[Interface dataset entries]
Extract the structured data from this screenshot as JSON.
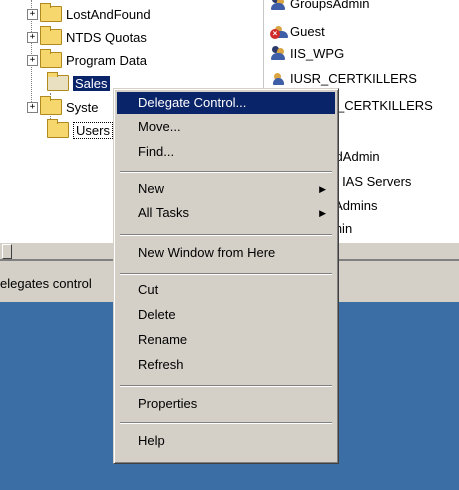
{
  "tree": {
    "items": [
      {
        "label": "LostAndFound",
        "expander": "+"
      },
      {
        "label": "NTDS Quotas",
        "expander": "+"
      },
      {
        "label": "Program Data",
        "expander": "+"
      },
      {
        "label": "Sales",
        "expander": ""
      },
      {
        "label": "Syste",
        "expander": "+"
      },
      {
        "label": "Users",
        "expander": ""
      }
    ]
  },
  "list": {
    "items": [
      {
        "label": "GroupsAdmin",
        "icon": "group-icon"
      },
      {
        "label": "Guest",
        "icon": "disabled-user-icon"
      },
      {
        "label": "IIS_WPG",
        "icon": "group-icon"
      },
      {
        "label": "IUSR_CERTKILLERS",
        "icon": "user-icon"
      },
      {
        "label": "_CERTKILLERS",
        "icon": "user-icon"
      },
      {
        "label": "ordAdmin",
        "icon": "user-icon"
      },
      {
        "label": "nd IAS Servers",
        "icon": "group-icon"
      },
      {
        "label": "a Admins",
        "icon": "group-icon"
      },
      {
        "label": "dmin",
        "icon": "user-icon"
      }
    ]
  },
  "status": {
    "text": "elegates control"
  },
  "context_menu": {
    "items": [
      {
        "label": "Delegate Control...",
        "highlighted": true,
        "submenu": false
      },
      {
        "label": "Move...",
        "submenu": false
      },
      {
        "label": "Find...",
        "submenu": false
      },
      {
        "label": "New",
        "submenu": true
      },
      {
        "label": "All Tasks",
        "submenu": true
      },
      {
        "label": "New Window from Here",
        "submenu": false
      },
      {
        "label": "Cut",
        "submenu": false
      },
      {
        "label": "Delete",
        "submenu": false
      },
      {
        "label": "Rename",
        "submenu": false
      },
      {
        "label": "Refresh",
        "submenu": false
      },
      {
        "label": "Properties",
        "submenu": false
      },
      {
        "label": "Help",
        "submenu": false
      }
    ]
  },
  "colors": {
    "selection": "#0a246a",
    "menu_face": "#d4d0c8",
    "desktop": "#3a6ea5"
  }
}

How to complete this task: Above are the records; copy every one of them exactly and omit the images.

Output of the exercise:
Extract the structured data from this screenshot as JSON.
{
  "tree": {
    "items": [
      {
        "label": "LostAndFound",
        "expander": "+"
      },
      {
        "label": "NTDS Quotas",
        "expander": "+"
      },
      {
        "label": "Program Data",
        "expander": "+"
      },
      {
        "label": "Sales",
        "expander": ""
      },
      {
        "label": "Syste",
        "expander": "+"
      },
      {
        "label": "Users",
        "expander": ""
      }
    ]
  },
  "list": {
    "items": [
      {
        "label": "GroupsAdmin",
        "icon": "group-icon"
      },
      {
        "label": "Guest",
        "icon": "disabled-user-icon"
      },
      {
        "label": "IIS_WPG",
        "icon": "group-icon"
      },
      {
        "label": "IUSR_CERTKILLERS",
        "icon": "user-icon"
      },
      {
        "label": "_CERTKILLERS",
        "icon": "user-icon"
      },
      {
        "label": "ordAdmin",
        "icon": "user-icon"
      },
      {
        "label": "nd IAS Servers",
        "icon": "group-icon"
      },
      {
        "label": "a Admins",
        "icon": "group-icon"
      },
      {
        "label": "dmin",
        "icon": "user-icon"
      }
    ]
  },
  "status": {
    "text": "elegates control"
  },
  "context_menu": {
    "items": [
      {
        "label": "Delegate Control...",
        "highlighted": true,
        "submenu": false
      },
      {
        "label": "Move...",
        "submenu": false
      },
      {
        "label": "Find...",
        "submenu": false
      },
      {
        "label": "New",
        "submenu": true
      },
      {
        "label": "All Tasks",
        "submenu": true
      },
      {
        "label": "New Window from Here",
        "submenu": false
      },
      {
        "label": "Cut",
        "submenu": false
      },
      {
        "label": "Delete",
        "submenu": false
      },
      {
        "label": "Rename",
        "submenu": false
      },
      {
        "label": "Refresh",
        "submenu": false
      },
      {
        "label": "Properties",
        "submenu": false
      },
      {
        "label": "Help",
        "submenu": false
      }
    ]
  },
  "colors": {
    "selection": "#0a246a",
    "menu_face": "#d4d0c8",
    "desktop": "#3a6ea5"
  }
}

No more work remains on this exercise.